- Wang L, Takaku S, Wang P, Hu D, Hyuga S, Sato T, Yamagata S, Yamagata T. Ganglioside GD1a regulation of caveolin-1 and Stim1 expression in mouse FBJ cells: augmented expression of caveolin-1 and Stim1 in cells with increased GD1a content. Glycoconj J. 2006;23:303–15. doi:10.1007/s10719-006-5742-3.View ArticlePubMedGoogle Scholar
- Wang X-Q, Sun P, Paller AS. Ganglioside induces caveolin-1 redistribution and interaction with the epidermal growth factor receptor. J Biol Chem. 2002;277:47028–34. doi:10.1074/jbc.M208257200.View ArticlePubMedGoogle Scholar
- Yamashita T, Hashiramoto A, Haluzik M, Mizukami H, Beck S, Norton A, Kono M, Tsuji S, Daniotti JL, Werth N, Sandhoff R, Sandhoff K, Proia RL. Enhanced insulin sensitivity in mice lacking ganglioside GM3. Proc Natl Acad Sci U S A. 2003;100:3445–9. doi:10.1073/pnas.0635898100.View ArticlePubMedPubMed CentralGoogle Scholar
- Yanagisawa K, Odaka A, Suzuki N, Ihara Y. GM1 ganglioside-bound amyloid beta-protein (A beta): a possible form of preamyloid in Alzheimer’s disease. Nat Med. 1995;1:1062–6.View ArticlePubMedGoogle Scholar

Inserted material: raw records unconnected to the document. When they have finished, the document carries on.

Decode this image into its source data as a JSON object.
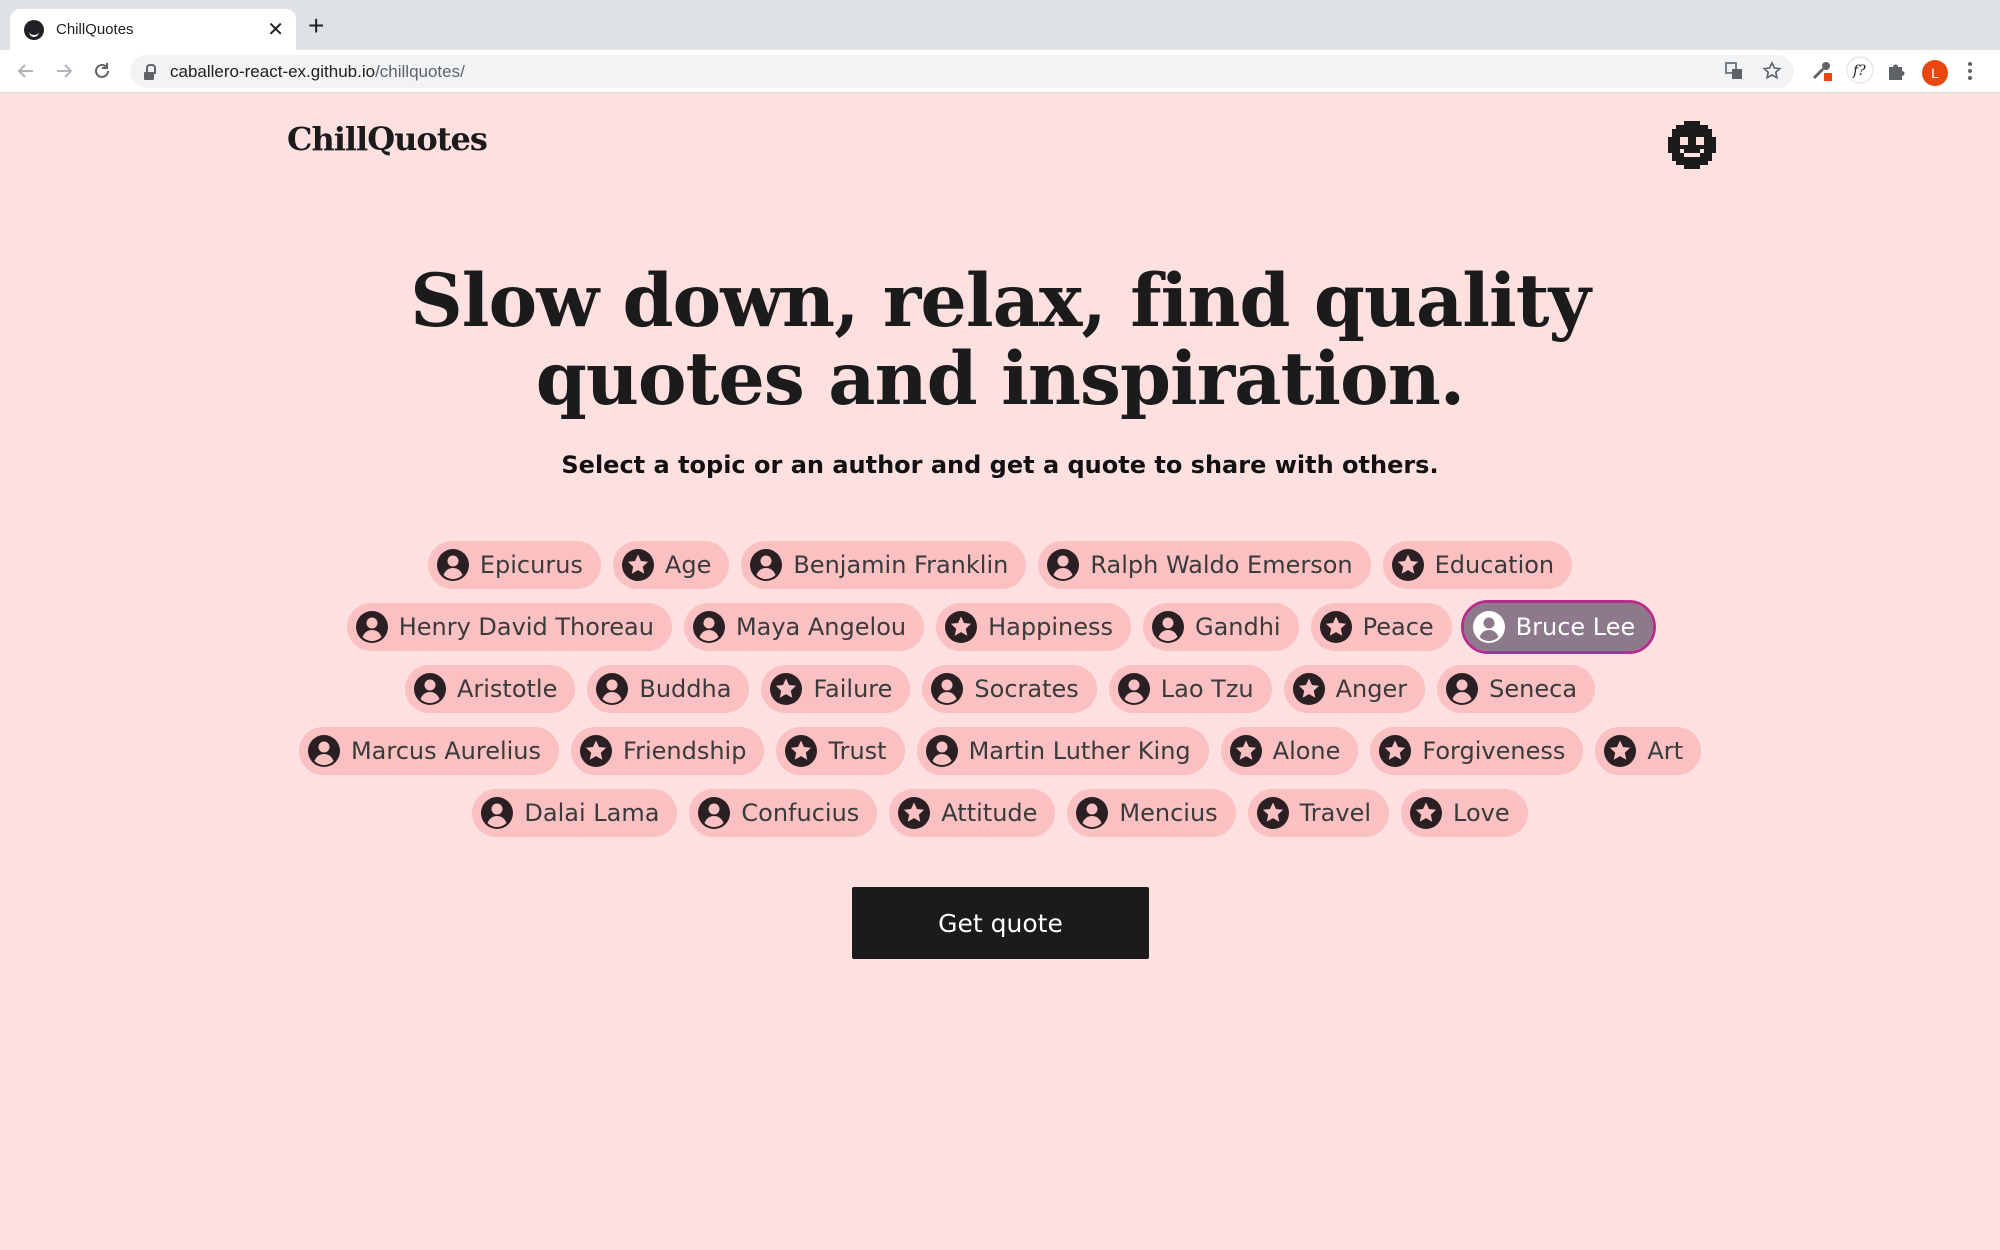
{
  "browser": {
    "tab_title": "ChillQuotes",
    "close_glyph": "✕",
    "new_tab_glyph": "+",
    "url_host": "caballero-react-ex.github.io",
    "url_path": "/chillquotes/",
    "profile_initial": "L",
    "profile_color": "#e8470f",
    "icons": [
      "back-arrow-icon",
      "forward-arrow-icon",
      "reload-icon",
      "lock-icon",
      "translate-icon",
      "bookmark-star-icon",
      "eyedropper-extension-icon",
      "font-extension-icon",
      "extensions-puzzle-icon",
      "kebab-menu-icon"
    ]
  },
  "header": {
    "logo": "ChillQuotes",
    "avatar_icon": "pixel-smiley-icon"
  },
  "hero": {
    "title_line1": "Slow down, relax, find quality",
    "title_line2": "quotes and inspiration.",
    "subtitle": "Select a topic or an author and get a quote to share with others."
  },
  "chips": [
    {
      "label": "Epicurus",
      "kind": "author"
    },
    {
      "label": "Age",
      "kind": "topic"
    },
    {
      "label": "Benjamin Franklin",
      "kind": "author"
    },
    {
      "label": "Ralph Waldo Emerson",
      "kind": "author"
    },
    {
      "label": "Education",
      "kind": "topic"
    },
    {
      "label": "Henry David Thoreau",
      "kind": "author"
    },
    {
      "label": "Maya Angelou",
      "kind": "author"
    },
    {
      "label": "Happiness",
      "kind": "topic"
    },
    {
      "label": "Gandhi",
      "kind": "author"
    },
    {
      "label": "Peace",
      "kind": "topic"
    },
    {
      "label": "Bruce Lee",
      "kind": "author",
      "selected": true
    },
    {
      "label": "Aristotle",
      "kind": "author"
    },
    {
      "label": "Buddha",
      "kind": "author"
    },
    {
      "label": "Failure",
      "kind": "topic"
    },
    {
      "label": "Socrates",
      "kind": "author"
    },
    {
      "label": "Lao Tzu",
      "kind": "author"
    },
    {
      "label": "Anger",
      "kind": "topic"
    },
    {
      "label": "Seneca",
      "kind": "author"
    },
    {
      "label": "Marcus Aurelius",
      "kind": "author"
    },
    {
      "label": "Friendship",
      "kind": "topic"
    },
    {
      "label": "Trust",
      "kind": "topic"
    },
    {
      "label": "Martin Luther King",
      "kind": "author"
    },
    {
      "label": "Alone",
      "kind": "topic"
    },
    {
      "label": "Forgiveness",
      "kind": "topic"
    },
    {
      "label": "Art",
      "kind": "topic"
    },
    {
      "label": "Dalai Lama",
      "kind": "author"
    },
    {
      "label": "Confucius",
      "kind": "author"
    },
    {
      "label": "Attitude",
      "kind": "topic"
    },
    {
      "label": "Mencius",
      "kind": "author"
    },
    {
      "label": "Travel",
      "kind": "topic"
    },
    {
      "label": "Love",
      "kind": "topic"
    }
  ],
  "cta": {
    "label": "Get quote"
  },
  "colors": {
    "page_bg": "#ffe0e1",
    "chip_bg": "#fbc0c2",
    "chip_selected_bg": "#8c7a8c",
    "chip_selected_outline": "#b32f8a",
    "button_bg": "#1b1b1b"
  }
}
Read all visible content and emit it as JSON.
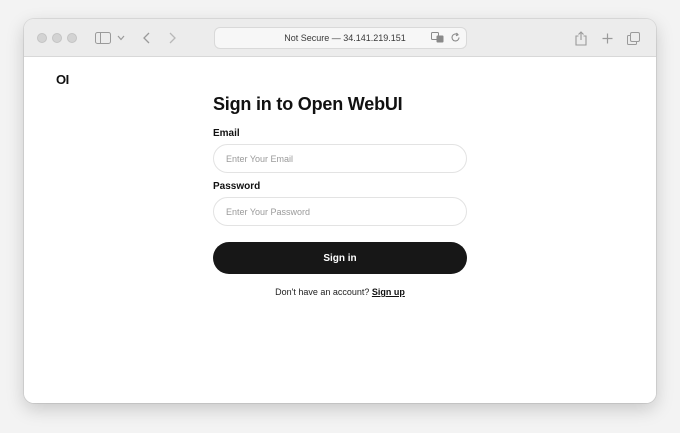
{
  "browser": {
    "address_text": "Not Secure — 34.141.219.151",
    "icons": {
      "sidebar": "sidebar-icon",
      "chevron": "chevron-down-icon",
      "back": "back-icon",
      "forward": "forward-icon",
      "translate": "translate-icon",
      "reload": "reload-icon",
      "share": "share-icon",
      "new_tab": "plus-icon",
      "tabs": "tabs-icon"
    }
  },
  "app": {
    "logo": "OI"
  },
  "login": {
    "title": "Sign in to Open WebUI",
    "email_label": "Email",
    "email_placeholder": "Enter Your Email",
    "email_value": "",
    "password_label": "Password",
    "password_placeholder": "Enter Your Password",
    "password_value": "",
    "signin_label": "Sign in",
    "no_account_text": "Don't have an account? ",
    "signup_label": "Sign up"
  },
  "colors": {
    "button_bg": "#171717",
    "button_text": "#ffffff",
    "toolbar_bg": "#ececec"
  }
}
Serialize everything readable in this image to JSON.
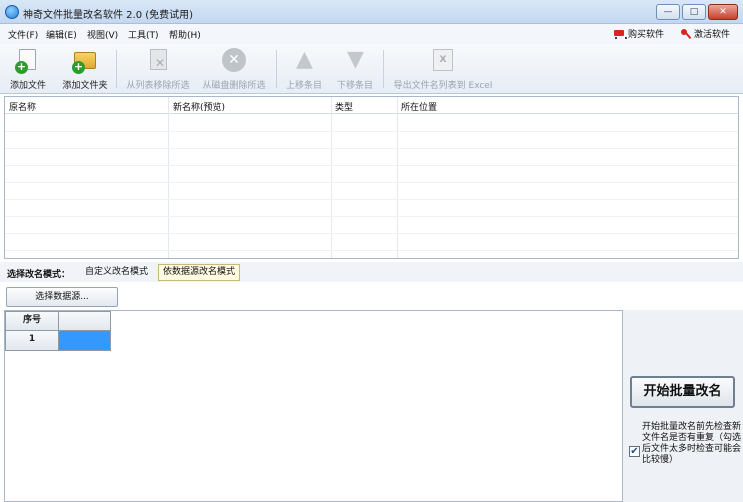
{
  "window": {
    "title": "神奇文件批量改名软件 2.0 (免费试用)",
    "min_symbol": "—",
    "max_symbol": "□",
    "close_symbol": "✕"
  },
  "menu": {
    "items": [
      "文件(F)",
      "编辑(E)",
      "视图(V)",
      "工具(T)",
      "帮助(H)"
    ],
    "buy": "购买软件",
    "activate": "激活软件"
  },
  "toolbar": {
    "add_file": "添加文件",
    "add_folder": "添加文件夹",
    "remove_from_list": "从列表移除所选",
    "delete_from_disk": "从磁盘删除所选",
    "move_up": "上移条目",
    "move_down": "下移条目",
    "export_excel": "导出文件名列表到 Excel",
    "excel_glyph": "X"
  },
  "file_table": {
    "columns": [
      "原名称",
      "新名称(预览)",
      "类型",
      "所在位置"
    ]
  },
  "mode": {
    "label": "选择改名模式：",
    "tabs": [
      "自定义改名模式",
      "依数据源改名模式"
    ],
    "active": "依数据源改名模式"
  },
  "select_source_button": "选择数据源...",
  "grid": {
    "header": [
      "序号",
      ""
    ],
    "rows": [
      [
        "1",
        ""
      ]
    ]
  },
  "start_button": "开始批量改名",
  "check_option": {
    "checked": true,
    "mark": "✔",
    "text": "开始批量改名前先检查新文件名是否有重复（勾选后文件太多时检查可能会比较慢）"
  }
}
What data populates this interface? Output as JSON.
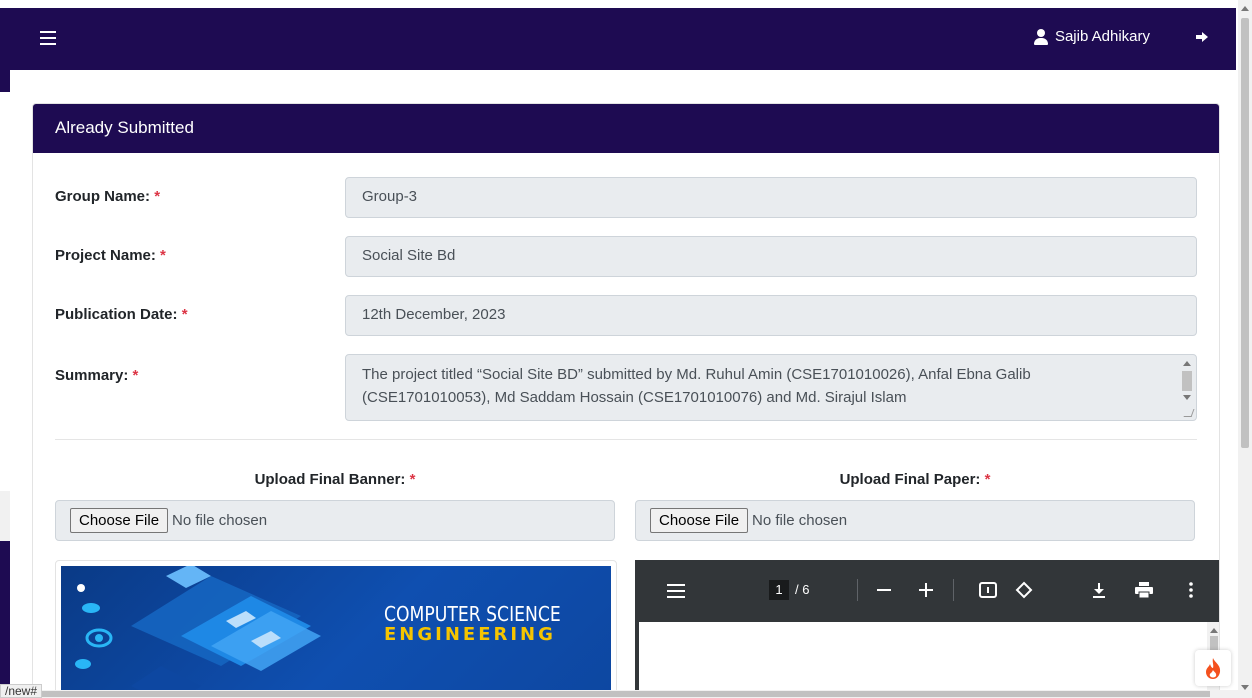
{
  "topbar": {
    "user_name": "Sajib Adhikary"
  },
  "card": {
    "title": "Already Submitted"
  },
  "form": {
    "group_name": {
      "label": "Group Name:",
      "value": "Group-3"
    },
    "project_name": {
      "label": "Project Name:",
      "value": "Social Site Bd"
    },
    "publication_date": {
      "label": "Publication Date:",
      "value": "12th December, 2023"
    },
    "summary": {
      "label": "Summary:",
      "value": "The project titled “Social Site BD” submitted by Md. Ruhul Amin (CSE1701010026), Anfal Ebna Galib (CSE1701010053), Md Saddam Hossain (CSE1701010076) and Md. Sirajul Islam"
    },
    "required_mark": "*"
  },
  "upload": {
    "banner": {
      "label": "Upload Final Banner:",
      "button": "Choose File",
      "status": "No file chosen"
    },
    "paper": {
      "label": "Upload Final Paper:",
      "button": "Choose File",
      "status": "No file chosen"
    }
  },
  "banner_image": {
    "line1": "COMPUTER SCIENCE",
    "line2": "ENGINEERING"
  },
  "pdf_viewer": {
    "current_page": "1",
    "page_total": "/ 6"
  },
  "status_bar": {
    "url_fragment": "/new#"
  },
  "colors": {
    "navbar": "#1e0b52",
    "required": "#dc3545",
    "field_bg": "#e9ecef"
  }
}
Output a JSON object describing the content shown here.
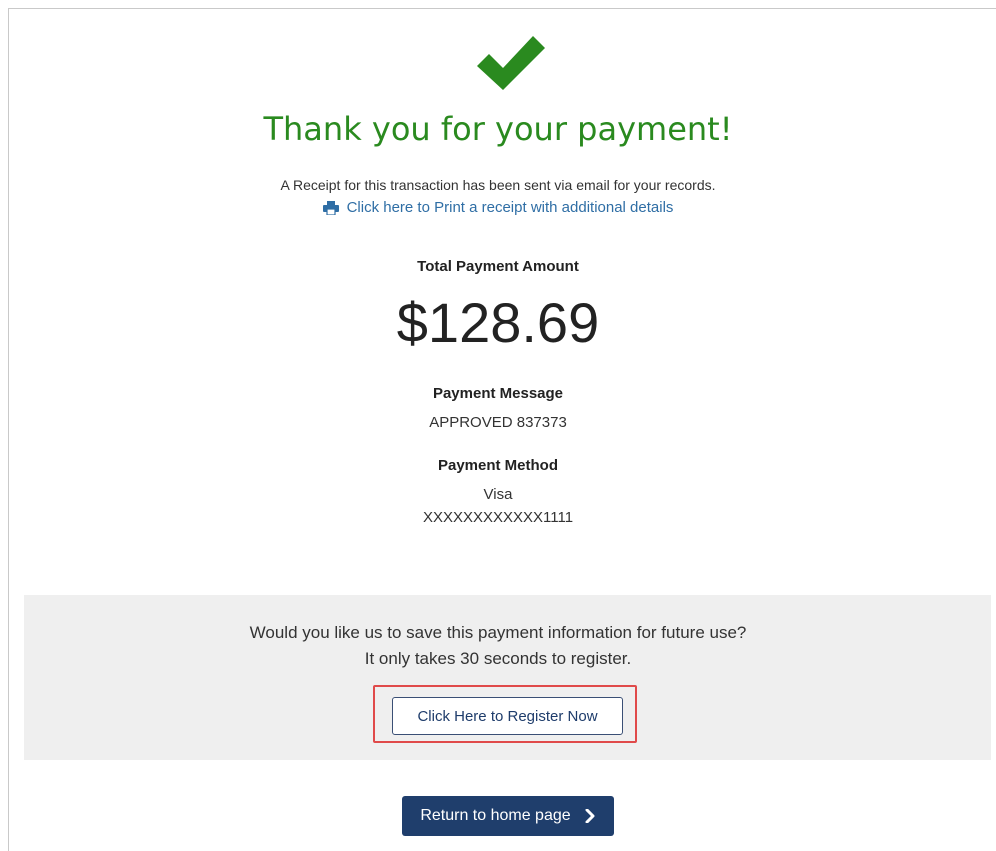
{
  "header": {
    "title": "Thank you for your payment!",
    "receipt_note": "A Receipt for this transaction has been sent via email for your records.",
    "print_link": "Click here to Print a receipt with additional details"
  },
  "payment": {
    "total_label": "Total Payment Amount",
    "total_amount": "$128.69",
    "message_label": "Payment Message",
    "message_value": "APPROVED 837373",
    "method_label": "Payment Method",
    "method_type": "Visa",
    "method_number": "XXXXXXXXXXXX1111"
  },
  "register": {
    "line1": "Would you like us to save this payment information for future use?",
    "line2": "It only takes 30 seconds to register.",
    "button_label": "Click Here to Register Now"
  },
  "footer": {
    "home_button_label": "Return to home page"
  },
  "colors": {
    "success_green": "#2a8a1f",
    "link_blue": "#2f6ea5",
    "navy": "#1f3e6c",
    "highlight_red": "#e04a4a",
    "panel_gray": "#efefef"
  },
  "icons": {
    "success": "checkmark-icon",
    "print": "printer-icon",
    "chevron": "chevron-right-icon"
  }
}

- Zhang B, Berger J, Zhou G, Elbrecht A, Biswas S, White-Carrington S, Szalkowski D, Moller DE. Insulin- and Mitogen-activated Protein Kinase-mediated Phosphorylation and Activation of Peroxisome Proliferator-activated Receptor. J Biol Chem. 1996;271:31771–4. doi:10.1074/jbc.271.50.31771.View ArticlePubMedGoogle Scholar
- Zhao H, Przybylska M, Wu I-H, Zhang J, Maniatis P, Pacheco J, Piepenhagen P, Copeland D, Arbeeny C, Shayman JA, Aerts JM, Jiang C, Cheng SH, Yew NS. Inhibiting glycosphingolipid synthesis ameliorates hepatic steatosis in obese mice. Hepatology. 2009;50:85–93. doi:10.1002/hep.22970.View ArticlePubMedGoogle Scholar
- Zhao W, Chen H, Xu H, Moore E, Meiri N, Quon MJ, Alkon DL. Brain insulin receptors and spatial memory. Correlated changes in gene expression, tyrosine phosphorylation, and signaling molecules in the hippocampus of water maze trained rats. J Biol Chem. 1999;274:34893–902.View ArticlePubMedGoogle Scholar
- Zhao W-Q, De Felice FG, Fernandez S, Chen H, Lambert MP, Quon MJ, Krafft GA, Klein WL. Amyloid beta oligomers induce impairment of neuronal insulin receptors. FASEB J. 2008;22:246–60. doi:10.1096/fj.06-7703com.View ArticlePubMedGoogle Scholar